I’m not sure how this would enable us to see stars that are behind us. The stars would be on the other side of the globe earth, if we were orbiting the sun.
But let’s start with the embedded assumption:
Stars are far away. Says who? And why would they say that? Light years and trillions of miles are a hoax to support the idea that the universe is unfathomably huge. They want us to think we are a tiny speck in a vast universe. But there’s no evidence for that. They made up the numbers of the distances to the stars, and globers repeat those numbers without questioning.
When you look up information on constellations and stars, you have to wade through pages of disinformation about how old the star is, and how far away it is. It’s all conjecture at best, and a deliberate lie at worst.
Most of us bought the idea of far-away stars without much thought. But lately telescopic lenses have fallen into the hands of truth-seekers. And we can zoom in on stars.
And when we do, we discover 1) they look like twinkly lights, 2) they are colorful, and 3) they look like electrical energy reflecting through water.
The Nikon P900, 1000, and similar cameras with telescopic lenses have brought us a long way towards understanding stars. But even without these images available to us, if we were simply to observe stars with the naked eye, would we think stars are trillions of miles away? The whole idea is absurd. We’ve been told they are far away, through indoctrination, but there’s no evidence to support it.

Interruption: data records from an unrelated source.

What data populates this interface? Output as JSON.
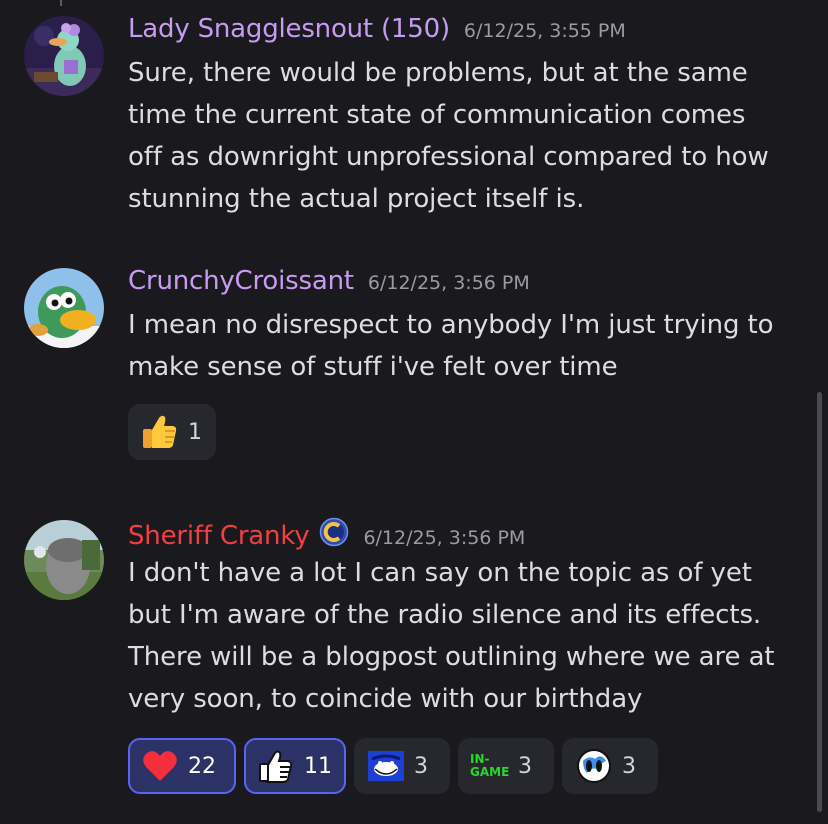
{
  "messages": [
    {
      "author": "Lady Snagglesnout (150)",
      "author_color": "#c79bf2",
      "timestamp": "6/12/25, 3:55 PM",
      "lines": [
        "Sure, there would be problems, but at the same",
        "time the current state of communication comes",
        "off as downright unprofessional compared to how",
        "stunning the actual project itself is."
      ]
    },
    {
      "author": "CrunchyCroissant",
      "author_color": "#c79bf2",
      "timestamp": "6/12/25, 3:56 PM",
      "lines": [
        "I mean no disrespect to anybody I'm just trying to",
        "make sense of stuff i've felt over time"
      ],
      "reactions": [
        {
          "emoji": "thumbs-up",
          "count": "1"
        }
      ]
    },
    {
      "author": "Sheriff Cranky",
      "author_color": "#f23f42",
      "timestamp": "6/12/25, 3:56 PM",
      "lines": [
        "I don't have a lot I can say on the topic as of yet",
        "but I'm aware of the radio silence and its effects.",
        "There will be a blogpost outlining where we are at",
        "very soon, to coincide with our birthday"
      ],
      "reactions": [
        {
          "emoji": "red-heart",
          "count": "22"
        },
        {
          "emoji": "thumbs-up-outline",
          "count": "11"
        },
        {
          "emoji": "troll-face-blue",
          "count": "3"
        },
        {
          "emoji": "in-game",
          "count": "3",
          "label": "IN- GAME"
        },
        {
          "emoji": "globe-face",
          "count": "3"
        }
      ]
    }
  ]
}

Stars are lights in the sky, just as they appear to be. Some have investigated whether they are sonoluminescent (activated sound) and/or electromagnetic. What we observe of stars leads us to think they are close, not far.